BT believes it may be able to limit rivals' access to some of its wholesale broadband network after the European Commission backed a drive to lift regulation of the division in parts of the UK. Brussels endorsed a proposal by Ofcom, the telecoms watchdog, to scrap controls on internet providers in certain densely populated areas where broadband competition is strong.
Under the proposal, operators in areas deemed to be competitive would no longer have to guarantee competitors access and regulated fees in those locations. At least four rival operators should be in place in the chosen regions for such a move to go ahead. Ofcom estimates the area covered by the proposed deregulation accounts for about 65 per cent of premises.
Ben Verwaayen, BT's chief executive, said: "This is very welcome news from the European Commission. Their support for Ofcom's proposal is a step in the right direction."
The news could boost BT's struggling wholesale division. Third-quarter results last week showed revenues at the unit fell 11 per cent to £1.2bn (E1.7bn), as rivals such as Carphone Warehouse and British Sky Broadcasting moved to their own exchanges. This cut the revenues BT accrued from renting its network.
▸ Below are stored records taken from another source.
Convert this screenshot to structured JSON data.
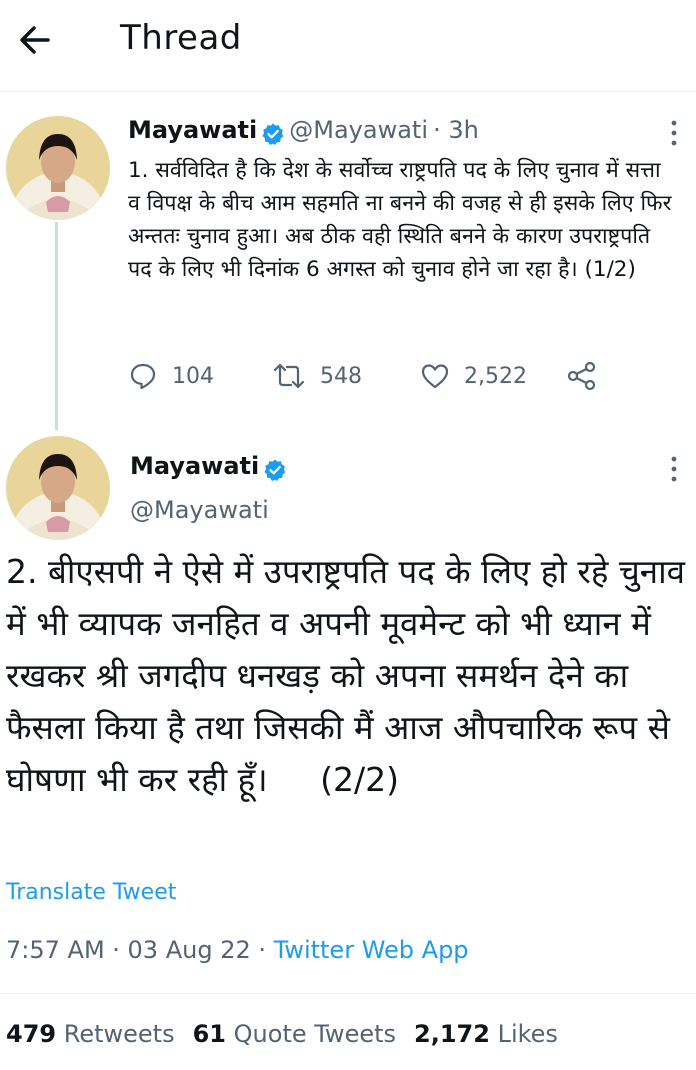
{
  "header": {
    "title": "Thread"
  },
  "tweet1": {
    "name": "Mayawati",
    "handle": "@Mayawati",
    "time": "· 3h",
    "text": "1. सर्वविदित है कि देश के सर्वोच्च राष्ट्रपति पद के लिए चुनाव में सत्ता व विपक्ष के बीच आम सहमति ना बनने की वजह से ही इसके लिए फिर अन्ततः चुनाव हुआ। अब ठीक वही स्थिति बनने के कारण उपराष्ट्रपति पद के लिए भी दिनांक 6 अगस्त को चुनाव होने जा रहा है। (1/2)",
    "replies": "104",
    "retweets": "548",
    "likes": "2,522"
  },
  "tweet2": {
    "name": "Mayawati",
    "handle": "@Mayawati",
    "text": "2. बीएसपी ने ऐसे में उपराष्ट्रपति पद के लिए हो रहे चुनाव में भी व्यापक जनहित व अपनी मूवमेन्ट को भी ध्यान में रखकर श्री जगदीप धनखड़ को अपना समर्थन देने का फैसला किया है तथा जिसकी मैं आज औपचारिक रूप से घोषणा भी कर रही हूँ।     (2/2)",
    "translate": "Translate Tweet",
    "timestamp": "7:57 AM · 03 Aug 22 · ",
    "source": "Twitter Web App",
    "stats": {
      "retweets_count": "479",
      "retweets_label": "Retweets",
      "quotes_count": "61",
      "quotes_label": "Quote Tweets",
      "likes_count": "2,172",
      "likes_label": "Likes"
    }
  },
  "colors": {
    "accent": "#1d9bf0",
    "secondary_text": "#536471",
    "verified": "#1d9bf0"
  },
  "icons": [
    "back-arrow-icon",
    "verified-badge-icon",
    "more-icon",
    "reply-icon",
    "retweet-icon",
    "like-icon",
    "share-icon"
  ]
}
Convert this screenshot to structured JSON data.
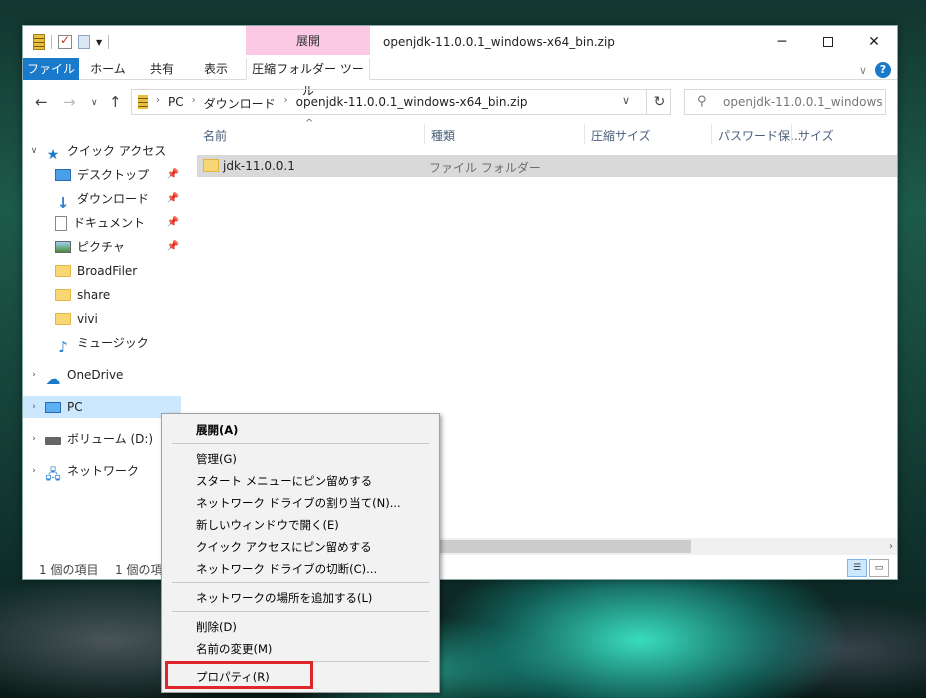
{
  "window": {
    "title": "openjdk-11.0.0.1_windows-x64_bin.zip",
    "context_header": "展開",
    "min_label": "─",
    "close_label": "✕"
  },
  "ribbon": {
    "tabs": [
      "ファイル",
      "ホーム",
      "共有",
      "表示",
      "圧縮フォルダー ツール"
    ],
    "help": "?"
  },
  "address": {
    "crumbs": [
      "PC",
      "ダウンロード",
      "openjdk-11.0.0.1_windows-x64_bin.zip"
    ],
    "search_placeholder": "openjdk-11.0.0.1_windows-x..."
  },
  "nav": {
    "quick_access": "クイック アクセス",
    "items": [
      "デスクトップ",
      "ダウンロード",
      "ドキュメント",
      "ピクチャ",
      "BroadFiler",
      "share",
      "vivi",
      "ミュージック"
    ],
    "onedrive": "OneDrive",
    "pc": "PC",
    "volume": "ボリューム (D:)",
    "network": "ネットワーク"
  },
  "columns": [
    "名前",
    "種類",
    "圧縮サイズ",
    "パスワード保...",
    "サイズ"
  ],
  "files": [
    {
      "name": "jdk-11.0.0.1",
      "type": "ファイル フォルダー"
    }
  ],
  "status": {
    "count": "1 個の項目",
    "selected": "1 個の項目"
  },
  "context_menu": {
    "items": [
      "展開(A)",
      "管理(G)",
      "スタート メニューにピン留めする",
      "ネットワーク ドライブの割り当て(N)...",
      "新しいウィンドウで開く(E)",
      "クイック アクセスにピン留めする",
      "ネットワーク ドライブの切断(C)...",
      "ネットワークの場所を追加する(L)",
      "削除(D)",
      "名前の変更(M)",
      "プロパティ(R)"
    ]
  },
  "colors": {
    "accent": "#1979ca",
    "context_tab": "#fbc9e4",
    "selection": "#cce8ff",
    "highlight_box": "#e0262c"
  }
}
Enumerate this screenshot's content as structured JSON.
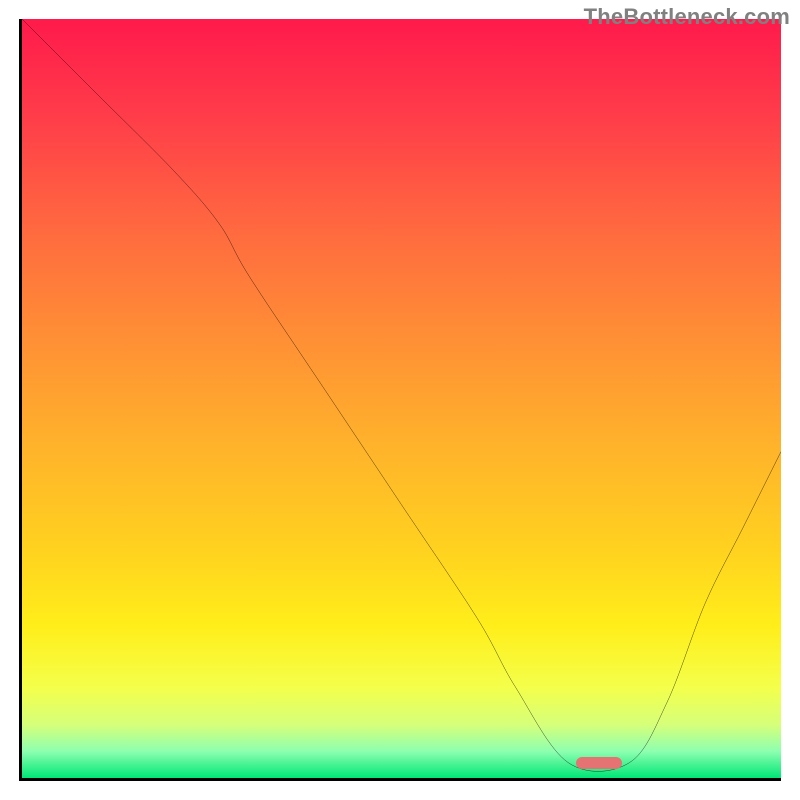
{
  "watermark": "TheBottleneck.com",
  "chart_data": {
    "type": "line",
    "title": "",
    "xlabel": "",
    "ylabel": "",
    "xlim": [
      0,
      100
    ],
    "ylim": [
      0,
      100
    ],
    "grid": false,
    "series": [
      {
        "name": "bottleneck-curve",
        "color": "#000000",
        "x": [
          0,
          10,
          20,
          26,
          30,
          40,
          50,
          60,
          65,
          72,
          80,
          85,
          90,
          95,
          100
        ],
        "values": [
          100,
          90,
          80,
          73,
          66,
          51,
          36,
          21,
          12,
          2,
          2,
          10,
          23,
          33,
          43
        ]
      }
    ],
    "marker": {
      "x": 76,
      "y": 2,
      "color": "#e57373"
    },
    "gradient_stops": [
      {
        "offset": 0.0,
        "color": "#ff1a4b"
      },
      {
        "offset": 0.12,
        "color": "#ff3a4a"
      },
      {
        "offset": 0.28,
        "color": "#ff6a3f"
      },
      {
        "offset": 0.42,
        "color": "#ff8f35"
      },
      {
        "offset": 0.56,
        "color": "#ffb22b"
      },
      {
        "offset": 0.7,
        "color": "#ffd21f"
      },
      {
        "offset": 0.8,
        "color": "#ffee1a"
      },
      {
        "offset": 0.88,
        "color": "#f4ff4a"
      },
      {
        "offset": 0.93,
        "color": "#d6ff7a"
      },
      {
        "offset": 0.965,
        "color": "#8dffb0"
      },
      {
        "offset": 1.0,
        "color": "#00e676"
      }
    ]
  }
}
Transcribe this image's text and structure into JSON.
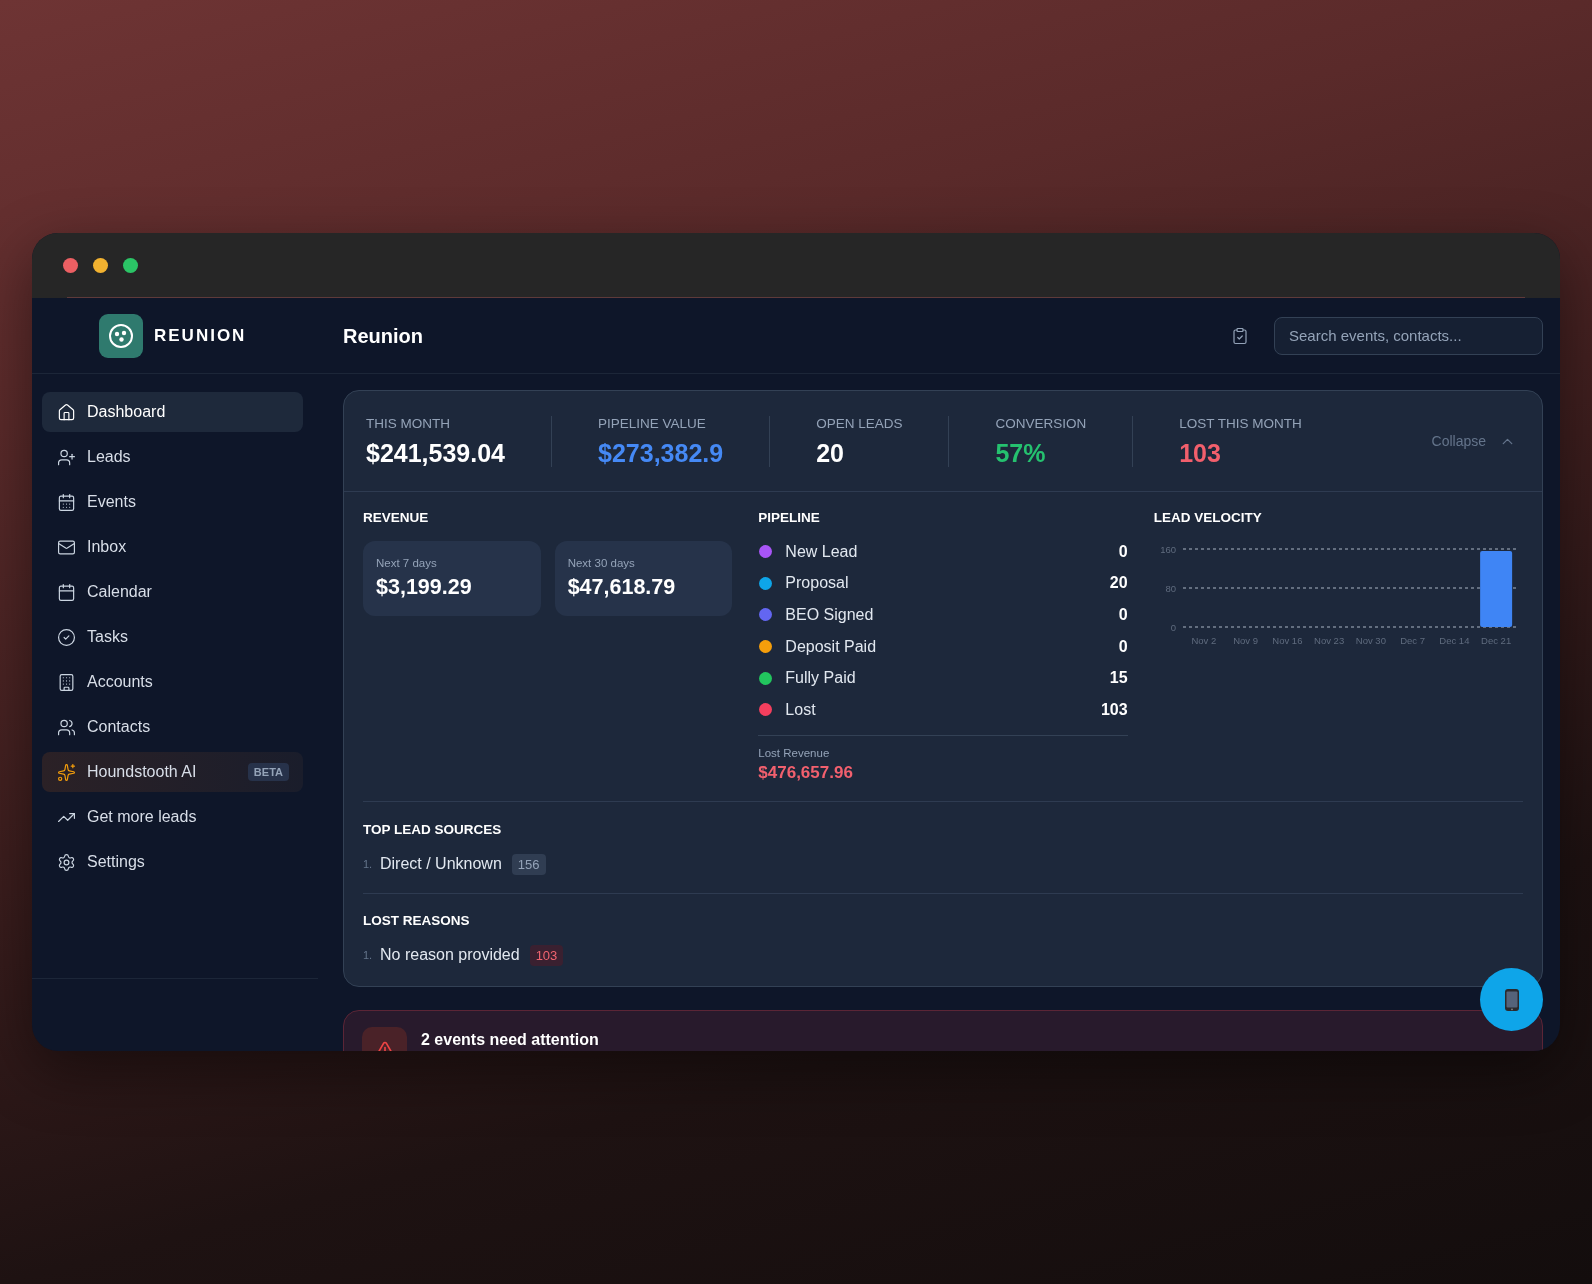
{
  "sidebar": {
    "brand": "REUNION",
    "items": [
      {
        "label": "Dashboard",
        "kind": "nav",
        "selected": true
      },
      {
        "label": "Leads",
        "kind": "nav",
        "selected": false
      },
      {
        "label": "Events",
        "kind": "nav",
        "selected": false
      },
      {
        "label": "Inbox",
        "kind": "nav",
        "selected": false
      },
      {
        "label": "Calendar",
        "kind": "nav",
        "selected": false
      },
      {
        "label": "Tasks",
        "kind": "nav",
        "selected": false
      },
      {
        "label": "Accounts",
        "kind": "nav",
        "selected": false
      },
      {
        "label": "Contacts",
        "kind": "nav",
        "selected": false
      },
      {
        "label": "Houndstooth AI",
        "kind": "feature",
        "selected": false,
        "badge": "BETA"
      },
      {
        "label": "Get more leads",
        "kind": "nav",
        "selected": false
      },
      {
        "label": "Settings",
        "kind": "nav",
        "selected": false
      }
    ]
  },
  "header": {
    "title": "Reunion",
    "search": {
      "placeholder": "Search events, contacts..."
    }
  },
  "summary": {
    "stats": [
      {
        "label": "THIS MONTH",
        "value": "$241,539.04",
        "color": "#ffffff"
      },
      {
        "label": "PIPELINE VALUE",
        "value": "$273,382.9",
        "color": "#4589f5"
      },
      {
        "label": "OPEN LEADS",
        "value": "20",
        "color": "#ffffff"
      },
      {
        "label": "CONVERSION",
        "value": "57%",
        "color": "#25c16f"
      },
      {
        "label": "LOST THIS MONTH",
        "value": "103",
        "color": "#f25f6c"
      }
    ],
    "collapse": {
      "label": "Collapse",
      "expanded": true
    }
  },
  "revenue": {
    "title": "REVENUE",
    "tiles": [
      {
        "label": "Next 7 days",
        "value": "$3,199.29"
      },
      {
        "label": "Next 30 days",
        "value": "$47,618.79"
      }
    ]
  },
  "pipeline": {
    "title": "PIPELINE",
    "stages": [
      {
        "label": "New Lead",
        "count": "0",
        "color": "#a855f7"
      },
      {
        "label": "Proposal",
        "count": "20",
        "color": "#0ea5e9"
      },
      {
        "label": "BEO Signed",
        "count": "0",
        "color": "#6366f1"
      },
      {
        "label": "Deposit Paid",
        "count": "0",
        "color": "#f59e0b"
      },
      {
        "label": "Fully Paid",
        "count": "15",
        "color": "#22c55e"
      },
      {
        "label": "Lost",
        "count": "103",
        "color": "#f43f5e"
      }
    ],
    "lost_revenue": {
      "label": "Lost Revenue",
      "value": "$476,657.96"
    }
  },
  "lead_velocity": {
    "chart_data": {
      "type": "bar",
      "title": "LEAD VELOCITY",
      "categories": [
        "Nov 2",
        "Nov 9",
        "Nov 16",
        "Nov 23",
        "Nov 30",
        "Dec 7",
        "Dec 14",
        "Dec 21"
      ],
      "values": [
        0,
        0,
        0,
        0,
        0,
        0,
        0,
        156
      ],
      "ylim": [
        0,
        160
      ],
      "yticks": [
        0,
        80,
        160
      ]
    }
  },
  "top_lead_sources": {
    "title": "TOP LEAD SOURCES",
    "items": [
      {
        "rank": "1.",
        "label": "Direct / Unknown",
        "count": "156"
      }
    ]
  },
  "lost_reasons": {
    "title": "LOST REASONS",
    "items": [
      {
        "rank": "1.",
        "label": "No reason provided",
        "count": "103"
      }
    ]
  },
  "alert": {
    "title": "2 events need attention"
  }
}
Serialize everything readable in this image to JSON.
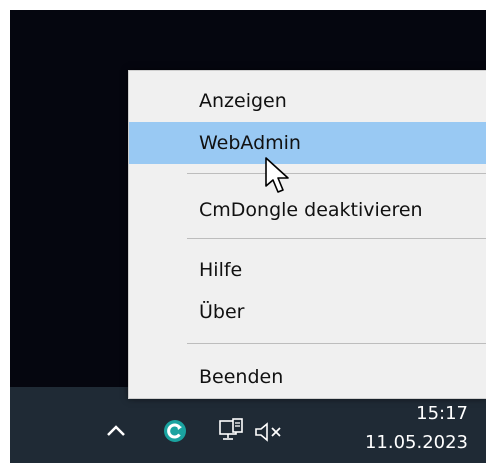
{
  "context_menu": {
    "items": [
      {
        "label": "Anzeigen"
      },
      {
        "label": "WebAdmin"
      },
      {
        "label": "CmDongle deaktivieren"
      },
      {
        "label": "Hilfe"
      },
      {
        "label": "Über"
      },
      {
        "label": "Beenden"
      }
    ]
  },
  "taskbar": {
    "time": "15:17",
    "date": "11.05.2023",
    "icons": [
      "chevron-up-icon",
      "codemeter-icon",
      "network-icon",
      "volume-muted-icon"
    ]
  },
  "colors": {
    "desktop": "#05060f",
    "taskbar": "#1f2a35",
    "menu_bg": "#f0f0f0",
    "highlight": "#99c9f3"
  }
}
The European Commission insisted that British consumers would continue to be protected by competition rules if Ofcom went ahead with the move.